The data must be given again in full, with no line altered.

━━━━

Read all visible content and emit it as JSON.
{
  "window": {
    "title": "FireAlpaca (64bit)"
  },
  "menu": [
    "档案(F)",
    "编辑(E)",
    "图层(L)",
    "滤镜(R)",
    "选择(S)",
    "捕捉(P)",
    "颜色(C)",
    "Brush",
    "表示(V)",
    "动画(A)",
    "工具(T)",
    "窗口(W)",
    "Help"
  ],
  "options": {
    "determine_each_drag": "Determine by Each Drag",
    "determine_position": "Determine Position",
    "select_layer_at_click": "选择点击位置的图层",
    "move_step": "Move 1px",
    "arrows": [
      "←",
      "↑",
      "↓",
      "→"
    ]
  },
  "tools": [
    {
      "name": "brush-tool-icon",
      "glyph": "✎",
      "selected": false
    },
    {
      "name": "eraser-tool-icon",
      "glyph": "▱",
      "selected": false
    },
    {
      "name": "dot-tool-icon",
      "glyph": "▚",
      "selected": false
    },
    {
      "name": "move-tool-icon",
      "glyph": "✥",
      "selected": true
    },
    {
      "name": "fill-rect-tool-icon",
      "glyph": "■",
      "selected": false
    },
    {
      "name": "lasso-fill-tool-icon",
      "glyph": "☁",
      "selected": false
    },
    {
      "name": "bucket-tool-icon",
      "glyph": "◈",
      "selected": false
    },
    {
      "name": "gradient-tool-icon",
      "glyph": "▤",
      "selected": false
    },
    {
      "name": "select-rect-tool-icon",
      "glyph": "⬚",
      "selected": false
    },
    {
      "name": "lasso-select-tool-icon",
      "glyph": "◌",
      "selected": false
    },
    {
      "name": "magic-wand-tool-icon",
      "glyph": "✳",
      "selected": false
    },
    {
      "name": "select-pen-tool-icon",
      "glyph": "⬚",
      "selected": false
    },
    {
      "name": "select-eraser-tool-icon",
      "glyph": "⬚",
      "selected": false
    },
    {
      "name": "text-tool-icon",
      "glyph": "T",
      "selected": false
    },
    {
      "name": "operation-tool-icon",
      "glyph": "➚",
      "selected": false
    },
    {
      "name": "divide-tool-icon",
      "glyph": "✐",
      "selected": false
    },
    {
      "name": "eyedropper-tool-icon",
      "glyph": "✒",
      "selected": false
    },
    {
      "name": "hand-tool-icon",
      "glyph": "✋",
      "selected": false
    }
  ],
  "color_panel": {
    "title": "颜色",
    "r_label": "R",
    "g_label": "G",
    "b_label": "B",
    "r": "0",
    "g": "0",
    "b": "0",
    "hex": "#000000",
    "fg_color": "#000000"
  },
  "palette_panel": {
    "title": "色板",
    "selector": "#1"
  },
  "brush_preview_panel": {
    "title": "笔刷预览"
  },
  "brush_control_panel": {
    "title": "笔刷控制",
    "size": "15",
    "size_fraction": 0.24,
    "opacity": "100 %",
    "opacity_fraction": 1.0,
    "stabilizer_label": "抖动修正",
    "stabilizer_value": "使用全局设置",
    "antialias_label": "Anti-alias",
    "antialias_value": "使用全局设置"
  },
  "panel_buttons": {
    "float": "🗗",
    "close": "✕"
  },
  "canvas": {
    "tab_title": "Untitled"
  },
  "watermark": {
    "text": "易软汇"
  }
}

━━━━

= Task response =
Read all visible content and emit it as JSON.
{
  "window": {
    "title": "FireAlpaca (64bit)"
  },
  "menu": [
    "档案(F)",
    "编辑(E)",
    "图层(L)",
    "滤镜(R)",
    "选择(S)",
    "捕捉(P)",
    "颜色(C)",
    "Brush",
    "表示(V)",
    "动画(A)",
    "工具(T)",
    "窗口(W)",
    "Help"
  ],
  "options": {
    "determine_each_drag": "Determine by Each Drag",
    "determine_position": "Determine Position",
    "select_layer_at_click": "选择点击位置的图层",
    "move_step": "Move 1px",
    "arrows": [
      "←",
      "↑",
      "↓",
      "→"
    ]
  },
  "tools": [
    {
      "name": "brush-tool-icon",
      "glyph": "✎",
      "selected": false
    },
    {
      "name": "eraser-tool-icon",
      "glyph": "▱",
      "selected": false
    },
    {
      "name": "dot-tool-icon",
      "glyph": "▚",
      "selected": false
    },
    {
      "name": "move-tool-icon",
      "glyph": "✥",
      "selected": true
    },
    {
      "name": "fill-rect-tool-icon",
      "glyph": "■",
      "selected": false
    },
    {
      "name": "lasso-fill-tool-icon",
      "glyph": "☁",
      "selected": false
    },
    {
      "name": "bucket-tool-icon",
      "glyph": "◈",
      "selected": false
    },
    {
      "name": "gradient-tool-icon",
      "glyph": "▤",
      "selected": false
    },
    {
      "name": "select-rect-tool-icon",
      "glyph": "⬚",
      "selected": false
    },
    {
      "name": "lasso-select-tool-icon",
      "glyph": "◌",
      "selected": false
    },
    {
      "name": "magic-wand-tool-icon",
      "glyph": "✳",
      "selected": false
    },
    {
      "name": "select-pen-tool-icon",
      "glyph": "⬚",
      "selected": false
    },
    {
      "name": "select-eraser-tool-icon",
      "glyph": "⬚",
      "selected": false
    },
    {
      "name": "text-tool-icon",
      "glyph": "T",
      "selected": false
    },
    {
      "name": "operation-tool-icon",
      "glyph": "➚",
      "selected": false
    },
    {
      "name": "divide-tool-icon",
      "glyph": "✐",
      "selected": false
    },
    {
      "name": "eyedropper-tool-icon",
      "glyph": "✒",
      "selected": false
    },
    {
      "name": "hand-tool-icon",
      "glyph": "✋",
      "selected": false
    }
  ],
  "color_panel": {
    "title": "颜色",
    "r_label": "R",
    "g_label": "G",
    "b_label": "B",
    "r": "0",
    "g": "0",
    "b": "0",
    "hex": "#000000",
    "fg_color": "#000000"
  },
  "palette_panel": {
    "title": "色板",
    "selector": "#1"
  },
  "brush_preview_panel": {
    "title": "笔刷预览"
  },
  "brush_control_panel": {
    "title": "笔刷控制",
    "size": "15",
    "size_fraction": 0.24,
    "opacity": "100 %",
    "opacity_fraction": 1.0,
    "stabilizer_label": "抖动修正",
    "stabilizer_value": "使用全局设置",
    "antialias_label": "Anti-alias",
    "antialias_value": "使用全局设置"
  },
  "panel_buttons": {
    "float": "🗗",
    "close": "✕"
  },
  "canvas": {
    "tab_title": "Untitled"
  },
  "watermark": {
    "text": "易软汇"
  }
}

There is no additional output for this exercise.